What you are asked to do
Print the records exactly. Miss nothing.
====== The records ======
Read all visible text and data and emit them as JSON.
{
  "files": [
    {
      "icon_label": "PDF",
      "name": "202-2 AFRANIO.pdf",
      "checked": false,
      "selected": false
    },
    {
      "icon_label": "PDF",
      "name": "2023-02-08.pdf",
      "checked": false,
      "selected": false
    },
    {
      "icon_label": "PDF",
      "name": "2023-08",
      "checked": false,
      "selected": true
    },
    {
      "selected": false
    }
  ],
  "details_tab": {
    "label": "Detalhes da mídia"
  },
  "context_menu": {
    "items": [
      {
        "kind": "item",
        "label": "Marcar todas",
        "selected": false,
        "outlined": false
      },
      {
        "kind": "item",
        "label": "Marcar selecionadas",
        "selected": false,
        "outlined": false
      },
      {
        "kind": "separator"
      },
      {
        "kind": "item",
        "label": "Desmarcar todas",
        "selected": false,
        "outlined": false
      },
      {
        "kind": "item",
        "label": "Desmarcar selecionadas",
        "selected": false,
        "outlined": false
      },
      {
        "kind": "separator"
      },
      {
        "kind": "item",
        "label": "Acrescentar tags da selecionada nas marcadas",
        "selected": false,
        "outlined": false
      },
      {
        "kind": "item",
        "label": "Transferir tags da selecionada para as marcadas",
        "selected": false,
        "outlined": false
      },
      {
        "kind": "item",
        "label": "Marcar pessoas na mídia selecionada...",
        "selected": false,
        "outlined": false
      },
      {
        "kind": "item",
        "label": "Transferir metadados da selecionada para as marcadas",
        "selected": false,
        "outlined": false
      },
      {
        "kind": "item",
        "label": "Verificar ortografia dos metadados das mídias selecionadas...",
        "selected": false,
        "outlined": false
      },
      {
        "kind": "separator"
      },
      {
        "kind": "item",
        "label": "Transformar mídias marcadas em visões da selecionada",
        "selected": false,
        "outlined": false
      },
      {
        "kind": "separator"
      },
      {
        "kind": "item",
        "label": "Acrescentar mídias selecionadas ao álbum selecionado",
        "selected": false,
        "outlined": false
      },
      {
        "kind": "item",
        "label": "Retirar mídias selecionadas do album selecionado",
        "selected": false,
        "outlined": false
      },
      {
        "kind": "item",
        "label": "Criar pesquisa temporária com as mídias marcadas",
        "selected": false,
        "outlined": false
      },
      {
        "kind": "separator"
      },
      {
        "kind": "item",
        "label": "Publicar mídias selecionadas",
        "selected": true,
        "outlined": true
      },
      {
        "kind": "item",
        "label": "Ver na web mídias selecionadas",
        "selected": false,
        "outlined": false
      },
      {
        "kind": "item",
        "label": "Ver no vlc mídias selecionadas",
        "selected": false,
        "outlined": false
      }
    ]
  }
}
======
Solution to the problem
Read all visible text and data and emit them as JSON.
{
  "files": [
    {
      "icon_label": "PDF",
      "name": "202-2 AFRANIO.pdf",
      "checked": false,
      "selected": false
    },
    {
      "icon_label": "PDF",
      "name": "2023-02-08.pdf",
      "checked": false,
      "selected": false
    },
    {
      "icon_label": "PDF",
      "name": "2023-08",
      "checked": false,
      "selected": true
    },
    {
      "selected": false
    }
  ],
  "details_tab": {
    "label": "Detalhes da mídia"
  },
  "context_menu": {
    "items": [
      {
        "kind": "item",
        "label": "Marcar todas",
        "selected": false,
        "outlined": false
      },
      {
        "kind": "item",
        "label": "Marcar selecionadas",
        "selected": false,
        "outlined": false
      },
      {
        "kind": "separator"
      },
      {
        "kind": "item",
        "label": "Desmarcar todas",
        "selected": false,
        "outlined": false
      },
      {
        "kind": "item",
        "label": "Desmarcar selecionadas",
        "selected": false,
        "outlined": false
      },
      {
        "kind": "separator"
      },
      {
        "kind": "item",
        "label": "Acrescentar tags da selecionada nas marcadas",
        "selected": false,
        "outlined": false
      },
      {
        "kind": "item",
        "label": "Transferir tags da selecionada para as marcadas",
        "selected": false,
        "outlined": false
      },
      {
        "kind": "item",
        "label": "Marcar pessoas na mídia selecionada...",
        "selected": false,
        "outlined": false
      },
      {
        "kind": "item",
        "label": "Transferir metadados da selecionada para as marcadas",
        "selected": false,
        "outlined": false
      },
      {
        "kind": "item",
        "label": "Verificar ortografia dos metadados das mídias selecionadas...",
        "selected": false,
        "outlined": false
      },
      {
        "kind": "separator"
      },
      {
        "kind": "item",
        "label": "Transformar mídias marcadas em visões da selecionada",
        "selected": false,
        "outlined": false
      },
      {
        "kind": "separator"
      },
      {
        "kind": "item",
        "label": "Acrescentar mídias selecionadas ao álbum selecionado",
        "selected": false,
        "outlined": false
      },
      {
        "kind": "item",
        "label": "Retirar mídias selecionadas do album selecionado",
        "selected": false,
        "outlined": false
      },
      {
        "kind": "item",
        "label": "Criar pesquisa temporária com as mídias marcadas",
        "selected": false,
        "outlined": false
      },
      {
        "kind": "separator"
      },
      {
        "kind": "item",
        "label": "Publicar mídias selecionadas",
        "selected": true,
        "outlined": true
      },
      {
        "kind": "item",
        "label": "Ver na web mídias selecionadas",
        "selected": false,
        "outlined": false
      },
      {
        "kind": "item",
        "label": "Ver no vlc mídias selecionadas",
        "selected": false,
        "outlined": false
      }
    ]
  }
}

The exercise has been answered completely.